No matter what your chosen field of study, as a graduate student you want to remain in the mainstream of your desired field. Of course there are numerous ways that this could be accomplished - networking, trade and professional journals, etc. However, one great way to draw on all of those resources is to join a professional association.
Professional organizations are available for almost any career field. You may join while enrolled in school or after graduation. However, fees are greatly reduced for students who are still in college. In addition to providing information about your chosen field, professional organizations enhance your professional development and provide endless networking opportunities. Associations may also provide monetary returns such as tuition assistance through private grants and fellowships.
Thanks to ever-growing digital technologies, information abounds. But sometimes sifting through the tons of information available can be mind-boggling, not to mention time consuming. Professional associations publish journals, newsletters, and websites with invaluable information on up-to-date issues and developments in your specific field of interest. Professional associations frequently also coordinate professional development conferences replete with industry related trade shows and facilitated networking opportunities.
Further, prospective employers seek out individuals whose field knowledge is not solely dependent on college studies; therefore, association memberships are excellent supplements for your resume. Memberships convey to an employer that you are dedicated to your field of study, just as your savoir-faire during an interview will have you shining above other applicants. Your membership could also open doors of opportunity as you are provided with greater exposure to the job market - many organizations provide "members only" job listings in their publications.

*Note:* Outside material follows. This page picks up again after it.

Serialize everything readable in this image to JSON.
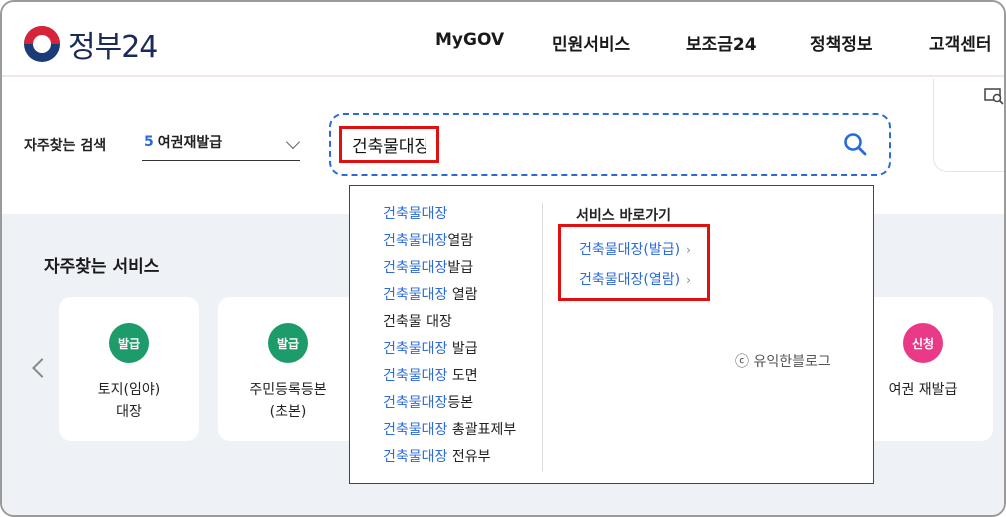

Professional organizations are easy to find if you know where to look. Your career center and campus library can normally provide you with resources for on-campus and local chapters. One resource you may want to ask them for is the National Trade & Professional Associations Directory (published by Columbia Books). The latest 2010 edition presents detailed contact and background information on over 7,800 trade associations, professional societies, technical organizations, and labor unions in the United States.
Recalling the adage "knowledge is power," even membership in professional associations tangential to your field may be beneficial. Case in point: One organization with which GradSchools.com has developed a professional relationship is The National Association of Graduate Admissions Professionals (NAGAP). NAGAP is committed to serving the needs and interests of graduate admissions professionals; the symbiotic nature of the relationship is fairly obvious.
A teeny sampling of prominent professional associations will show you the breadth, and possible overlaps, available:
- American Medical Association
- American Physical Therapy Association (APTA)
- American Psychological Association
- American Marketing Association
- The American Institute of Architects
- American Society of Mechanical Engineers
- Society of Women Engineers
- Society of Automotive Engineers
- American Institute of Aeronautics and Astronautics
And there are international professional associations as well
SDA Bocconi MIHMEP Program: The SDA Bocconi MIHMEP is the only programme so far that trains a new cadre of professionals by providing an interdisciplinary and international programme specifically focused on healthcare management and policy. Through an itinerary comprising 9 months of classroom activities and a three-month internship, participants will develop theoretical and practical skills in health care management, health economics, policy analysis and formulation, and epidemiology.
Whether you are looking to become part of a community within your chosen field of study, or you are searching for professional development to enhance your career opportunities locally or abroad, professional organizations are most certainly the way to go!
Photo by Jack Newton